I’ve heard a ton about the weightless Battle Room and I was actually looking forward to it. And of course it had to let me down. It seemed too slow and lazy. The rules of the game, even though I understood them, made the game more exciting than it actually was. There was a point where Ender steps up the plate in a game and wins, but the cheesiness of it just blemished the whole scene.

As for the acting, I usually give a pass for child actors. Butterfield didn’t need a pass because I understood the character and his mindset but I wasn’t pulling for him either. The other actors seemed flat and silly when they spoke. I was aware that they were acting albeit unconvincing. I got the impression that they were trying their hardest to do what they could with the material they were given. For that, I blame the screenplay written by the director Gavin Hood (X-Men Origins: Wolverine).

What made the movie altogether worth it for me was the philosophical message that culminated at the end. What happened and how Ender handled it really hit home for me.

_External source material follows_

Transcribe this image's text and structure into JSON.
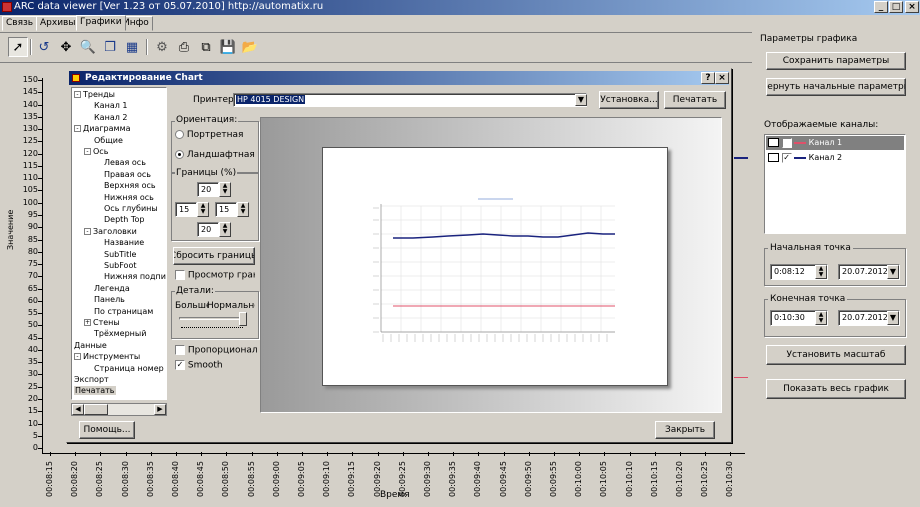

As for being an adaptation, I knew they can’t put every word from the book onto the screen. I get that. I’m a huge fan of the Harry Potter books and movies and could never understand why a non-reader wouldn’t fall for it like I have. My meh-ness of Ender’s Game has helped me understand that. It just didn’t click with me. Valiant effort nonetheless.

What did you think of Ender’s Game? Did you read the book? Tell me your thoughts.